    I'm in your campaign group and excited to meet you :)

  8. So ... I've never read any Stephen King. Yep. I said it. I'm sort of scared to even try! I'm a wimp! lol :)

  9. Colt - I absolutely agree. It really irritates me when people dismiss Stephen King just because regular people like him. Regular people liked Charles Dickens, too.

    Also agreed on John Irving. Love him, and I think he avoided the "popularity = trash" trap that other writers fall into.

    Christine - thanks! I'm glad to hear that my theory wasn't total crap.

    Becca - then you found the right fangirl ;)

    Morning AJ and Brinda - great to meet you guys! I can't wait to check out your blogs as well.

    M Pax and Angela - I can't believe I'm going to admit this (and don't shoot me ...) but I have never gotten into The Dark Tower series.

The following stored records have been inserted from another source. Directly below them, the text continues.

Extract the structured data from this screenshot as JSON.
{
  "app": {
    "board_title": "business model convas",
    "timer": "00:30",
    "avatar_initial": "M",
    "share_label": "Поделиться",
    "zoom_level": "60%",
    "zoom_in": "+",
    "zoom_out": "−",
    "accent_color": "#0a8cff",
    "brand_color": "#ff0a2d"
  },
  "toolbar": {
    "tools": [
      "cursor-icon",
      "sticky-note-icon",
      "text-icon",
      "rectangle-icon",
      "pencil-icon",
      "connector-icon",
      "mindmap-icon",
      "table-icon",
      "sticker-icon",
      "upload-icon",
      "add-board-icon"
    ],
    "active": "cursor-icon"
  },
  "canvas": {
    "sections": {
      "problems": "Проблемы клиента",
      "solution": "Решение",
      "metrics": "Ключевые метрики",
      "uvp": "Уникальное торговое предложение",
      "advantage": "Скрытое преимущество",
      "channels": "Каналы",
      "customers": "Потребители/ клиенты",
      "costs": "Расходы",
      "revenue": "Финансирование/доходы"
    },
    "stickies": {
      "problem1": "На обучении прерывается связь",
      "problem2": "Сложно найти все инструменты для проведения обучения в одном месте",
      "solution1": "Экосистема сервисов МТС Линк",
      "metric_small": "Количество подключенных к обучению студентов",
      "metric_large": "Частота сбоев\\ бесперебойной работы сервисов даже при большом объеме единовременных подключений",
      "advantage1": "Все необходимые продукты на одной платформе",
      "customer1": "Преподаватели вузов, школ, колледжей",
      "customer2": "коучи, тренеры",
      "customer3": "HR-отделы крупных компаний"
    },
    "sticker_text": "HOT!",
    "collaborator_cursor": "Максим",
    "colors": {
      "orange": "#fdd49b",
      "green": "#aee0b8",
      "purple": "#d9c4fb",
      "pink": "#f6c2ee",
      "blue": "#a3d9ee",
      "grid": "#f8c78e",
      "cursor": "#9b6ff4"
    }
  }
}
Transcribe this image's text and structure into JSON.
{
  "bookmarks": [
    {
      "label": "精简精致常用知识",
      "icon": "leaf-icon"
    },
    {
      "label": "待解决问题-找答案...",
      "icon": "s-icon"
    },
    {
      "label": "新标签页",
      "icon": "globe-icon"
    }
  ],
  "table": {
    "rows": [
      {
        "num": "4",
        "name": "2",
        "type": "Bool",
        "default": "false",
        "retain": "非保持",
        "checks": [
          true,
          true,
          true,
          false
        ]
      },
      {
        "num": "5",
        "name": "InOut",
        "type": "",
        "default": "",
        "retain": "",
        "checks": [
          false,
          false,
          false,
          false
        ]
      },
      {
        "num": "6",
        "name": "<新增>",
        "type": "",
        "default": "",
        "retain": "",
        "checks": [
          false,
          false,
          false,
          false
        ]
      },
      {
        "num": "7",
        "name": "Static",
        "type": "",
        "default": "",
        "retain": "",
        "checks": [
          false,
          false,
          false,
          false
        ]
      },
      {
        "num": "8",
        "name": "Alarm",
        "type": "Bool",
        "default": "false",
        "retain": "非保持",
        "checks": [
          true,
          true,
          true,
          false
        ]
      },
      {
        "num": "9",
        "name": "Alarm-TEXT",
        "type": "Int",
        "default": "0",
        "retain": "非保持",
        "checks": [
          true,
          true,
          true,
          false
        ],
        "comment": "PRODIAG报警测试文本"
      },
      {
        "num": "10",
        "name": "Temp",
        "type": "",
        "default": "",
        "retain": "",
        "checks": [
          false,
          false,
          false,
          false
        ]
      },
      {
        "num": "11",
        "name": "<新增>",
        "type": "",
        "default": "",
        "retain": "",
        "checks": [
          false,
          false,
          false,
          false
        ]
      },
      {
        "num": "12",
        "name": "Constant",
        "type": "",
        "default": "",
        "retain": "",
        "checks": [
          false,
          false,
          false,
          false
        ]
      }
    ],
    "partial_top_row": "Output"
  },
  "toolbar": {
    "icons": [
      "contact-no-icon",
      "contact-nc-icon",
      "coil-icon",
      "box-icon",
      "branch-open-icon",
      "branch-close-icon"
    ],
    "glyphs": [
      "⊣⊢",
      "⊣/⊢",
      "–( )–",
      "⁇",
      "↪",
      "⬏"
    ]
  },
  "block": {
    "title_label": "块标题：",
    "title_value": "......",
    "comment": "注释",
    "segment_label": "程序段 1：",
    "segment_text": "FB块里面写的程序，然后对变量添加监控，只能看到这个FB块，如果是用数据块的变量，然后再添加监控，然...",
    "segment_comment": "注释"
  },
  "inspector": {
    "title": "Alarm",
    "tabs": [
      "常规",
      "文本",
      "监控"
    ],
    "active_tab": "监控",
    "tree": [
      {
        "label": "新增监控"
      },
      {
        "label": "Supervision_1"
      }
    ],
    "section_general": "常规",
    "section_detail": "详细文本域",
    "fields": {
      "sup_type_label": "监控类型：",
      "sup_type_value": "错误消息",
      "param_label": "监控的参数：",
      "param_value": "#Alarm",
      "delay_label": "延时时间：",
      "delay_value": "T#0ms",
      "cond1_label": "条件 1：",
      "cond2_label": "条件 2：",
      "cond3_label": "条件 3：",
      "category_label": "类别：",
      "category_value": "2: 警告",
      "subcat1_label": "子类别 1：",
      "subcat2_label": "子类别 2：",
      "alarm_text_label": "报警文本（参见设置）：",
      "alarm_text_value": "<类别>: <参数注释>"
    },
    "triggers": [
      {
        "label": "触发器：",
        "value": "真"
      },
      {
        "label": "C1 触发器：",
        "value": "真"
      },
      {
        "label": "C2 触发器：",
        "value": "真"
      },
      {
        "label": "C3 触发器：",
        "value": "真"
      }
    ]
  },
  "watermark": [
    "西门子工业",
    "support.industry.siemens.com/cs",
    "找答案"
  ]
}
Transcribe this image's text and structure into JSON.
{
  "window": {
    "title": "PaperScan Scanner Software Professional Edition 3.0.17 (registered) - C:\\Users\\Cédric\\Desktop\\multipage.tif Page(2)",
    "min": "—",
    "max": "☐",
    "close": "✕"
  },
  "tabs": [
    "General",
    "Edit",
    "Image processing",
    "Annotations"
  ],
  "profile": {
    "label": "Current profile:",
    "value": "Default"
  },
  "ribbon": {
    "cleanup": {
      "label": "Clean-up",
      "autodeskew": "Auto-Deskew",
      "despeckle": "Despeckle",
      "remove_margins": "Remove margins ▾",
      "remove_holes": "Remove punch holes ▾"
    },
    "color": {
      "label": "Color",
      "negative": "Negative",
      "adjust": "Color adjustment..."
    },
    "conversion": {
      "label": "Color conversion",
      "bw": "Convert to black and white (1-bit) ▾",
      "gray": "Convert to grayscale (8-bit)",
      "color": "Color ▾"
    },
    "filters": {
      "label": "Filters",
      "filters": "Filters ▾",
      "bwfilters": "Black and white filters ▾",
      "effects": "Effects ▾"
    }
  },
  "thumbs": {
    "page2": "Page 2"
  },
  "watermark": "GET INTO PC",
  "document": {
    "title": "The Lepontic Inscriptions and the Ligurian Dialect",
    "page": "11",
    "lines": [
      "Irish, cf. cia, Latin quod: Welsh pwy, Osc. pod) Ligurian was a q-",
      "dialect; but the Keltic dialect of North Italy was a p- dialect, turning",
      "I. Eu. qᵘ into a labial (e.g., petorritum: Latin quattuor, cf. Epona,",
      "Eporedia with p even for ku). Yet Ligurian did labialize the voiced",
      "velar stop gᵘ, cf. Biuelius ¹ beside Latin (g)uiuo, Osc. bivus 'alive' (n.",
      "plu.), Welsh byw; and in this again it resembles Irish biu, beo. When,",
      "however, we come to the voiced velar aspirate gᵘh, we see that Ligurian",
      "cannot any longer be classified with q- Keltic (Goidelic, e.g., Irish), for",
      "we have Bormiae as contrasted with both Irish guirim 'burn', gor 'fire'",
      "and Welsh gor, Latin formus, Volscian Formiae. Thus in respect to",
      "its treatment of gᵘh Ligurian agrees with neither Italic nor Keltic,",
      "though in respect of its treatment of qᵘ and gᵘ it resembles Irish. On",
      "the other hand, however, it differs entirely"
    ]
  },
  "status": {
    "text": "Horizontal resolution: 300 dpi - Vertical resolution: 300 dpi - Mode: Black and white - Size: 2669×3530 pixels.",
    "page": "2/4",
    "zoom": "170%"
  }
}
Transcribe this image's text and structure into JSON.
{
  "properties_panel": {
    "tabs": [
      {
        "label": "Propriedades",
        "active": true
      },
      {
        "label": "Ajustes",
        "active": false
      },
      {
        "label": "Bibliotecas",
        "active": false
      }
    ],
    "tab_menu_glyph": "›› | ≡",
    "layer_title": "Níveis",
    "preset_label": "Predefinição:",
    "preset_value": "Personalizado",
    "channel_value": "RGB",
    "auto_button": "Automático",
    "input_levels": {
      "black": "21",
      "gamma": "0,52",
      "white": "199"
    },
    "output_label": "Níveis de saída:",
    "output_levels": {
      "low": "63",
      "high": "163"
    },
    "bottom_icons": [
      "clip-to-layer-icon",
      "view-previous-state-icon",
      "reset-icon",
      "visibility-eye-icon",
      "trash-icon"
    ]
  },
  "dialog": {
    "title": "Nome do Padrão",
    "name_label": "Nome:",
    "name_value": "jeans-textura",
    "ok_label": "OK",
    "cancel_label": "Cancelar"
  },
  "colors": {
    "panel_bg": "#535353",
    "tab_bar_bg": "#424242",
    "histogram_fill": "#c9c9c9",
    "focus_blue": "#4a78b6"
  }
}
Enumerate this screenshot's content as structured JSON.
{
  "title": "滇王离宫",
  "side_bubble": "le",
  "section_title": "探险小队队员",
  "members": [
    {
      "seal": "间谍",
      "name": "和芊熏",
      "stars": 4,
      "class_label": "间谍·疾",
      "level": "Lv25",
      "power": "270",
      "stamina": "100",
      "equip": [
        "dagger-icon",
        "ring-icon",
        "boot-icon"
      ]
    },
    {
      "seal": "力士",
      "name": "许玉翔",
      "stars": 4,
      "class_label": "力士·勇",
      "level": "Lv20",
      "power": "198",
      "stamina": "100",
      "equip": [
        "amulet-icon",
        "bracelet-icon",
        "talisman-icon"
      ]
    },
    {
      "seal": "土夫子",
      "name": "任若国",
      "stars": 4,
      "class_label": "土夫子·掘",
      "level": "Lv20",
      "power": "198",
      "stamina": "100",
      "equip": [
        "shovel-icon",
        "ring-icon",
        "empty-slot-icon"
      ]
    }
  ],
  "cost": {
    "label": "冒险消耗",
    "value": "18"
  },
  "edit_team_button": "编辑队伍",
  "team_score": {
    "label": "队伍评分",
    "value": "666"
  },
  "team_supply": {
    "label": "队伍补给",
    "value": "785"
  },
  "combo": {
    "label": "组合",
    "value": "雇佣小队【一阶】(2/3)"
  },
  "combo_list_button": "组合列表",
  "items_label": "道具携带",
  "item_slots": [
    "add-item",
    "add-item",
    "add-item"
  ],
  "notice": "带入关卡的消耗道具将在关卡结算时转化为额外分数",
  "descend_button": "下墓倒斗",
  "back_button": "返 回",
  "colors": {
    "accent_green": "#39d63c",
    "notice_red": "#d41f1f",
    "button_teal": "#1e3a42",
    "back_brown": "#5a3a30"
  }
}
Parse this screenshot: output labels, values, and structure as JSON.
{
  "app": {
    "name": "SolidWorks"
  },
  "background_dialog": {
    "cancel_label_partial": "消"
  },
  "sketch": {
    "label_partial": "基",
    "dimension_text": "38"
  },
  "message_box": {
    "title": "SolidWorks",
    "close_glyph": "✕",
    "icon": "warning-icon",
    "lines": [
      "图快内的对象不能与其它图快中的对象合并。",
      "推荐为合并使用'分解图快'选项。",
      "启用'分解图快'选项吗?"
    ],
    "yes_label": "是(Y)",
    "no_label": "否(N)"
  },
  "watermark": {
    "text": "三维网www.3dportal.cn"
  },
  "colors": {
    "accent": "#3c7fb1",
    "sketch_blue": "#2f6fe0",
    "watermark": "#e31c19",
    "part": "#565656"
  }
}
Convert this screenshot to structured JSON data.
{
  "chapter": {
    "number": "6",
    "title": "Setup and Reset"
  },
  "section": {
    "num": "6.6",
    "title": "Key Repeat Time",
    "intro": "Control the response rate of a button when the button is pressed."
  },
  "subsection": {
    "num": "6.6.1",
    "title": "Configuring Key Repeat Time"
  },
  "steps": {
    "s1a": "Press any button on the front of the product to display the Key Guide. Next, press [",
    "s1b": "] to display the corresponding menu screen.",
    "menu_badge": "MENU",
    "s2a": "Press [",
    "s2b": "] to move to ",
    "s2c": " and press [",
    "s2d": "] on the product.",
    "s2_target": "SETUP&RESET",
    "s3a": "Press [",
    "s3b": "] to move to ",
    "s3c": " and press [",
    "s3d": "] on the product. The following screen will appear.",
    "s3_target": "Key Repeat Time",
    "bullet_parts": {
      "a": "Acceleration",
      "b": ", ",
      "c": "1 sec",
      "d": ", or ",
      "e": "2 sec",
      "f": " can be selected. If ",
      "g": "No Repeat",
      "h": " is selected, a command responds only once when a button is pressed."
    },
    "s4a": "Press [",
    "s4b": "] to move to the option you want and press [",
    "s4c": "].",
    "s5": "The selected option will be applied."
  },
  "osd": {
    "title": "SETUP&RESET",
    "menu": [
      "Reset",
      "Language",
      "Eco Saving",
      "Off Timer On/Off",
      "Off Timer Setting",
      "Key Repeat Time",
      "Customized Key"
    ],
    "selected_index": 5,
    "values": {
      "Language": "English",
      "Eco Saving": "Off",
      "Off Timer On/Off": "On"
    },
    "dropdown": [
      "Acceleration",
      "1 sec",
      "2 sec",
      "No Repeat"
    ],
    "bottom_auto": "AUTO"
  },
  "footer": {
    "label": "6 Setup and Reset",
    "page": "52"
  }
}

I've heard a million good things, but I read The Gunslinger in high school, and that and IT were the only Stephen King books I wasn't able to get into. BUT I do intend to give it another shot because I've heard the series really picks up after The Gunslinger.

    Angie - you definitely should. If you're not into horror, maybe try one of his different works. DIFFERENT SEASONS is a compilation of four novellas, three of which have been turned into movies (Stand by Me, The Shawshank Redemption, and Apt Pupil.) Excited to meet you too!

    Chantele - not everything he writes is scary! In addition to DIFFERENT SEASONS, try ON WRITING (his memoir/book of writing advice). A lot of his stuff is also more science fictiony, like UNDER THE DOME and HEARTS IN ATLANTIS. There are only a few books of his I would definitely not recommend (I didn't love The Tommyknockers, borderline hated It.)

  10. This had such great points I had to read it out loud to my brother and discuss Star Wars characters. This is such a great take on what makes Stephen King a good writer. Very specific, and useful to other writers as well!

  11. I really enjoy Stephen King, but this post reminded me that I haven't read nearly enough of his books. I'm starting on The Dark Tower series in a week or two.

    Oh, and Harold Lauder is exactly like this guy I went to high school with. I'm pretty sure that kid would've turned out to be a villain too.